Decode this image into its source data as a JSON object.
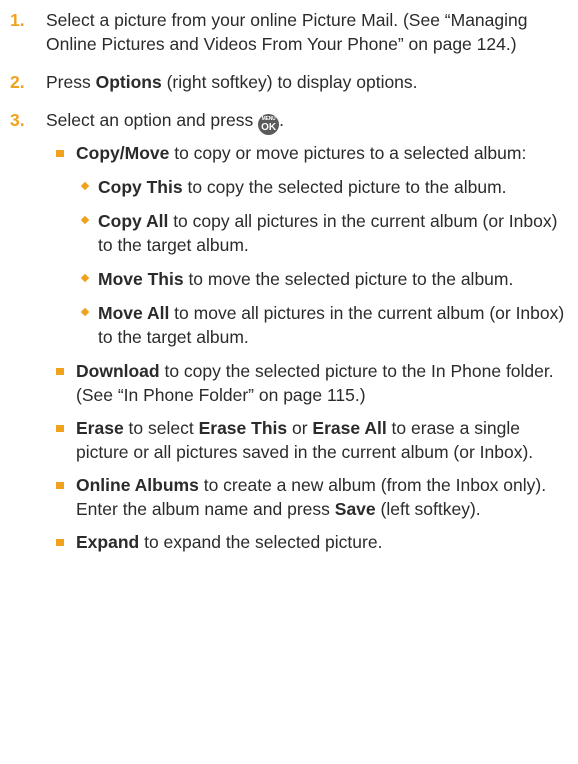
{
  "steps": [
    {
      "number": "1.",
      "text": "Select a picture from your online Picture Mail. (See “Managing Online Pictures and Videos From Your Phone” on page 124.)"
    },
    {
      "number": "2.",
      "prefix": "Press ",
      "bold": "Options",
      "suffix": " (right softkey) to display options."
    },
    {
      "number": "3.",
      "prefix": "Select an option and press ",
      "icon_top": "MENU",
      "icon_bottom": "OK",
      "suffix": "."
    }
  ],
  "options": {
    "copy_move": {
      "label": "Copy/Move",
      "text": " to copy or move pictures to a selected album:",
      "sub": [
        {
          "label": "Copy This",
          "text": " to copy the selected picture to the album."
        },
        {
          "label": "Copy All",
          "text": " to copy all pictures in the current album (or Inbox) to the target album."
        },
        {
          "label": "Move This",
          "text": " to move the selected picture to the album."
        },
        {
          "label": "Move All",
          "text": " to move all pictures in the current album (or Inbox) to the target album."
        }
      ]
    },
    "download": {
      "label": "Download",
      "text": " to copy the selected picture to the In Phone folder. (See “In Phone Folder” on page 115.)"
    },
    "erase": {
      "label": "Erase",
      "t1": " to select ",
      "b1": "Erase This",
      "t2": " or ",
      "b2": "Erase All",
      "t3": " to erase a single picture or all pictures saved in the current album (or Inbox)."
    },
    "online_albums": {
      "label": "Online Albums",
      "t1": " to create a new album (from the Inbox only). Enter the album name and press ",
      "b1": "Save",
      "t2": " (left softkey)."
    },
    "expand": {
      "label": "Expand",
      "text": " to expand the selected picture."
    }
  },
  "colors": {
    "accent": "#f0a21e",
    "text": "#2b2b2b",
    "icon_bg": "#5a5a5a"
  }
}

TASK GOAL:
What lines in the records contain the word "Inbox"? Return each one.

EXERCISE ANSWER:
          "text": " to copy all pictures in the current album (or Inbox) to the target album."
          "text": " to move all pictures in the current album (or Inbox) to the target album."
      "t3": " to erase a single picture or all pictures saved in the current album (or Inbox)."
      "t1": " to create a new album (from the Inbox only). Enter the album name and press ",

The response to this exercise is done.